One of my earliest memories is my grandfather Erwin Drabinski sitting out back of his house in Rosemead with me, quizzing me about what I knew about Easter. My parents, especially my father, were not only non-religious, but anti-religious, which played out as total ignorance on my part when it came to things like the meaning of Easter. I loved my grandfather, so I tried. A lot of stuff about bunnies being a part of Jesus’ entourage, eggs everywhere because people were hungry and needed food. Grandpa was kind and generous, so he played along and respected my parents’ non-religious thing Read more

(Essay Draft) Richard Wright and His Anxious Influence

Here is a draft of my essay entitled “Richard Wright and His Anxious Influence: On Ellison and Baldwin,” a reflection piece on Wright as a father-figure to Ralph Ellison and James Baldwin. It is largely introductory and proceeds through (hopefully) sharp general characterizations of Ellison and Baldwin as critics of Wright, including a short consideration of Irving Howe’s 1963 essays “Black Boys and Native Sons.” The essay concludes: Read more

Syllabus for Spike Lee’s Joints

Here is the syllabus for my spring 2020 course Spike Lee’s Joints. The course studies select Lee films in a Black Studies context, blending critical race theory, engagement with the Black intellectual tradition, and the cultural significance of word-sound-image interplay in the African-American context. I emphasize direct engagement with films rather than commentaries. Read more

Syllabus for Incarcerating Blackness

Here is the syllabus for my course Incarcerating Blackness, which treats some of the key texts on racialized mass incarceration (Davis, Gilmore, Alexander, Ritchie, and Forman, Jr.). These key texts are framed by a broader claim: incarceration is a persistent characterization of the African-American experience. Seen in this frame, the social-political phenomenon of racialized mass incarceration is not just an innovation of social control, but also, if not primarily, the externalization of the central metaphor of the Black experience in the United States. Readings from Du Bois, Wright, Patterson, and Mbembe help us establish a vocabulary for this metaphor, it’s lived-experience, and the existential reality of institutions of incarceration – before, during, and after imprisonment. Read more

Seminar on Angela Davis

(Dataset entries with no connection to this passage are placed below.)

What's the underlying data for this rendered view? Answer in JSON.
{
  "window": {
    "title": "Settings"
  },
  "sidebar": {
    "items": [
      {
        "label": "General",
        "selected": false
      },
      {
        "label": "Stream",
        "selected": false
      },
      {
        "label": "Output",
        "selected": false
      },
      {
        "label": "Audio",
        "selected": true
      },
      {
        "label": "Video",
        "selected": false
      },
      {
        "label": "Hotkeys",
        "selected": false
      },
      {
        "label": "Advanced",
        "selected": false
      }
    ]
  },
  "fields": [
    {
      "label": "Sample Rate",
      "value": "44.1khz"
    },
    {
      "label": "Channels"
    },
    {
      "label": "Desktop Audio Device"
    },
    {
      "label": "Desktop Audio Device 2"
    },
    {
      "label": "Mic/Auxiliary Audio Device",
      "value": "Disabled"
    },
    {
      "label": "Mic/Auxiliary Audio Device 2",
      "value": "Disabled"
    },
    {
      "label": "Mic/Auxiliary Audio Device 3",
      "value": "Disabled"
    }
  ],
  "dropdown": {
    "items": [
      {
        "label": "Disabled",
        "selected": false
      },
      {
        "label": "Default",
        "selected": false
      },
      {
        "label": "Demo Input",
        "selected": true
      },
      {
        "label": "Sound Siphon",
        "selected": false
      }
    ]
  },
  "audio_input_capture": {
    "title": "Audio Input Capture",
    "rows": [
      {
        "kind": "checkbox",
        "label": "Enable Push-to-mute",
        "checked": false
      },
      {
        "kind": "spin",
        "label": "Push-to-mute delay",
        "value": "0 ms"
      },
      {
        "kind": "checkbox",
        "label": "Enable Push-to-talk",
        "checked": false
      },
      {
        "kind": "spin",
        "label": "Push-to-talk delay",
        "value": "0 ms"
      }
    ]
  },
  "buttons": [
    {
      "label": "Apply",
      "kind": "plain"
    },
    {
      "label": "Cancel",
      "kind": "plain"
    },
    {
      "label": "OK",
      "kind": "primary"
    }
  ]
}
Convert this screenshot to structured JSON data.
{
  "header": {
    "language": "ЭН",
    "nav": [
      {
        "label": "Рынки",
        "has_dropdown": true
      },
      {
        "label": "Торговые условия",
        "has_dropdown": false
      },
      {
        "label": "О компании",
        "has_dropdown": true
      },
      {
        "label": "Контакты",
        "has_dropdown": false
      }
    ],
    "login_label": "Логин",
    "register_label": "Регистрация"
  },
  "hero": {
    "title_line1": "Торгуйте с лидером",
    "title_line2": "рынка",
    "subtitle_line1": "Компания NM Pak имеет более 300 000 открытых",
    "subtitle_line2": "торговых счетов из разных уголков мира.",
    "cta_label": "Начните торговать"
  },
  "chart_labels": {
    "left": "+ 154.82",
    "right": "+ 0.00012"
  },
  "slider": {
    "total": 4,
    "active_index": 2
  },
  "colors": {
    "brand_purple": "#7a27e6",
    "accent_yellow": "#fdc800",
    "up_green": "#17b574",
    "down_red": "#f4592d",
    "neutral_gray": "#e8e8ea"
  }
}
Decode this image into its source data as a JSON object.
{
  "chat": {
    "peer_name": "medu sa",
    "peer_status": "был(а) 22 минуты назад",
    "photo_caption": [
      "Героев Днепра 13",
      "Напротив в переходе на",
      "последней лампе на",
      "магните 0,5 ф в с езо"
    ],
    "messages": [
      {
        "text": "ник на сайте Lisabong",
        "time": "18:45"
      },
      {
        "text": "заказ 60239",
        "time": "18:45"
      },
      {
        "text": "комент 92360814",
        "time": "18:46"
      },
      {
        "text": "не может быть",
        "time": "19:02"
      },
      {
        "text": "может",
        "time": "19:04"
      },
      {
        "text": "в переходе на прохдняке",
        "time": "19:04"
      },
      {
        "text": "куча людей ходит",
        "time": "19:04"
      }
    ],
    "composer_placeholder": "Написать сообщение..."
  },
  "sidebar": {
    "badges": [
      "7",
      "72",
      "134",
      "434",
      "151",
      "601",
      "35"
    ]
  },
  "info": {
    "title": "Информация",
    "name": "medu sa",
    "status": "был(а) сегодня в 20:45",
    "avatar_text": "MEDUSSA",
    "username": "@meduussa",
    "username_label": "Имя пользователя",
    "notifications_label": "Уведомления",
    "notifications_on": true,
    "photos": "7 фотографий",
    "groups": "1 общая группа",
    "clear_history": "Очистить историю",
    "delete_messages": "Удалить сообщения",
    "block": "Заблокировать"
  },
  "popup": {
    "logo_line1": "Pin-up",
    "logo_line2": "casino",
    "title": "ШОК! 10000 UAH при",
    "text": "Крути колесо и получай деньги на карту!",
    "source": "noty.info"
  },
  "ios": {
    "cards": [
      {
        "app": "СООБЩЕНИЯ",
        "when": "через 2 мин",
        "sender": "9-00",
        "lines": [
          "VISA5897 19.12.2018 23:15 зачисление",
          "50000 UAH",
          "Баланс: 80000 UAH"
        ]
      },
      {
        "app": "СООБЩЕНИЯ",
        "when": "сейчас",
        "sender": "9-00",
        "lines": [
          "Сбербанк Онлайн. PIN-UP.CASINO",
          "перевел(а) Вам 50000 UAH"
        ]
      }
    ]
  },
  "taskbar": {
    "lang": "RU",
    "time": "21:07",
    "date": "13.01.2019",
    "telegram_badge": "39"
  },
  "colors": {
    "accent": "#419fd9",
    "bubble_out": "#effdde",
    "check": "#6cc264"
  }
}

Here is the syllabus for my F/19 course on Angela Davis. The centerpiece of the course in Davis’ Blues Legacies and Black Feminism book, which is my favorite of her works. Early readings build toward it with considerations of the history of race-gender liberation, conceptions of freedom, and related stuff. When we get to the Blues Legacies book, I plan to add in readings from Hurston, Locke, Ellison, Baraka, and Murray to underscore the uniqueness of Davis’ contribution to understanding the political significance of vernacular culture and expression. Read more